Editor’s Note: The summer Olympics draw viewers to sports that they otherwise ignore. We marvel as athletes ranging from divers to pole vaulters turn power and speed into athletic artistry. Speed (velocity) and power (force) are also key elements in physics. This is the fourth in a series of guest posts by Dr. Larry Silverberg, an NC State professor of mechanical and aerospace engineering, who works in the area of engineering dynamics. He talked to NC State coaches Tom Wood (track and field), Jon Choboy (tennis), and Josh Karshen (diving) about the dynamics involved in their sports.

We’ve already talked about how strength and speed apply to the discus in track and field. While those elements also apply to the pole vault, it is a very different event. It is more complicated, requiring more stages to perfect. And each stage has its own special dynamics.

The goal in pole vault is to use a pole to launch yourself into the air and clear a horizontal bar. If you miss three consecutive vaults, you’re eliminated. The bar is raised repeatedly, and the winner is the person who clears the highest bar. The pole itself can be any length, any diameter and made of any material, though the surface must be smooth.
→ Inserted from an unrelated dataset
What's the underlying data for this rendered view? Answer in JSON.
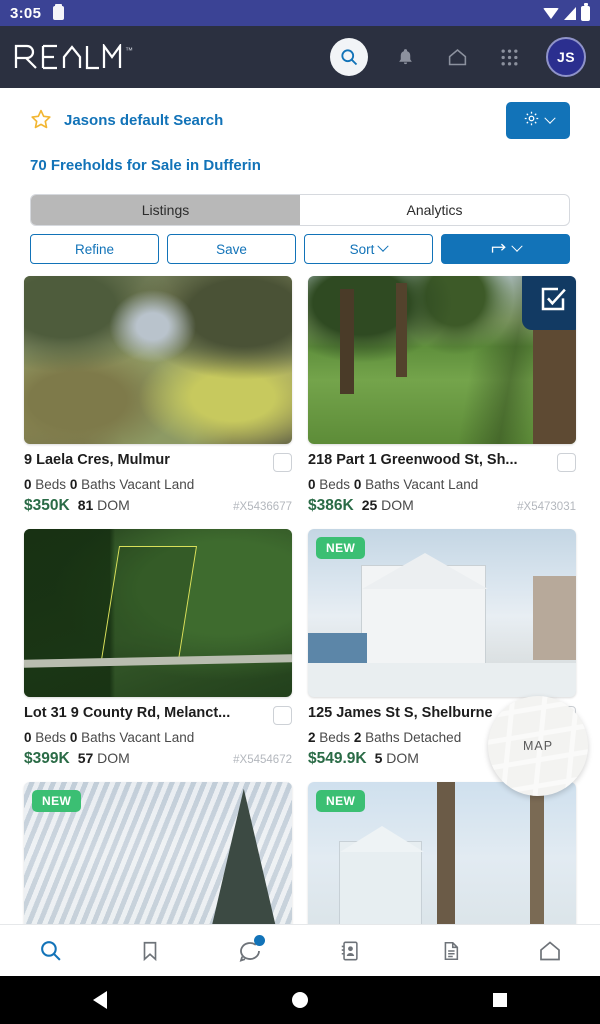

Using the pole, vaulters are able to reach impressive heights. The world record, set by Ukrainian Sergey Bubka, is 6.14 meters – or just over 20 feet high.

The athlete begins with a 12- to 17-step sprint on a runway that is at least 40 meters long. Next, the athlete has to plant the pole in the ground. Specifically, the pole must be planted in a box that is only one meter long. This is the most difficult part. The athlete is running at top speed and the planted end needs to stop moving in an instant.

Next, the body leans on the pole, causing it to bend. The athlete’s kinetic energy is going into the potential energy of the bent pole. Now the athlete’s momentum is used to bend the pole, creating a great deal of potential energy. When that potential energy is released, it is transferred back to the athlete – catapulting him or her in a forward/upward direction. Finally, as he is flying through the air, he starts out upside-down and rotates his body so his chest is facing down. At the peak of his trajectory, his body needs to clear the pole.

But, this is not so easy because his mass center always stays below the pole. While flying through the air he twists and contorts his body so that each part of the body is at its highest point precisely when that part is above the pole. To make matters more complicated, the athlete must also make sure that the pole doesn’t fall into the bar when he or she releases it. As you can see, the pole vault has lots of different dynamic stages to master – making it technically very complicated and wonderful to watch.

Women’s pole vault begins Aug. 4 and men’s pole vault begins Aug. 8. Here’s a link to more information on the Olympic pole vault events.